What if the end of man is not caused by some cataclysmic event, but by the nature of humans themselves? In Age of Blight, a young scientist's harsh and unnecessary experiments on monkeys are recorded for posterity; children are replaced by their doppelgangers, which emerge like flowers in their backyards; and two men standing on opposing cliff faces bear witness to each other's terrifying ends.
Age of Blight explores a kind of post-future, in which the human race is finally abandoned to the end of its history. Muslim's poetic vignettes explore the nature of dystopia itself, often to darkly humorous effect, as when the spirit of Laika (the Russian space dog that perished on Sputnik 2) tries to befriend a satellite, or when Beth, the narrator's older sister, returns from the dead. The collection is illustrated throughout by the charcoal drawings of RISD artist Alessandra Hogan.

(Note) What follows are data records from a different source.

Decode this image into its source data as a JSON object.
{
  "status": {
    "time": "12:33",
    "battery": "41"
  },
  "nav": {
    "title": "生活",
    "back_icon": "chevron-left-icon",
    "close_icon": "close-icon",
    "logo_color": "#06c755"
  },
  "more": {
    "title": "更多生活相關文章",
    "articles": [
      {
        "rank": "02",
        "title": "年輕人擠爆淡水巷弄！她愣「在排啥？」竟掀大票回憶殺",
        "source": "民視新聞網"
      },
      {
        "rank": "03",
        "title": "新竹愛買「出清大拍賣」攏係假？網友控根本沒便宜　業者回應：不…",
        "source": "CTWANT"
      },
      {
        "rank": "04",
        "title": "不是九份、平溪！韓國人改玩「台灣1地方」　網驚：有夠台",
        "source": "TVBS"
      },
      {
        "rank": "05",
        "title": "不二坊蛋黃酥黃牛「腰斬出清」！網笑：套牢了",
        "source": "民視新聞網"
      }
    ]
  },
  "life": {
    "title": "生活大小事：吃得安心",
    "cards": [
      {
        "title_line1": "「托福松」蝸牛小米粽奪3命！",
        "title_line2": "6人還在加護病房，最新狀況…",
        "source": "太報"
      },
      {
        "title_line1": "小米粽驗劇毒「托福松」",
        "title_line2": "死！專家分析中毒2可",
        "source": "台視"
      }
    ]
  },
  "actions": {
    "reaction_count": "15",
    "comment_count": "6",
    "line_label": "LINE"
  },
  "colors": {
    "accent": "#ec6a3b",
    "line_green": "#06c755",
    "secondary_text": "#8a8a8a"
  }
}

In haunting and precise prose, Kristine Ong Muslim posits that humanity's downfall will be both easily preventable and terrifyingly inevitable, for it depends on only one thing: human nature.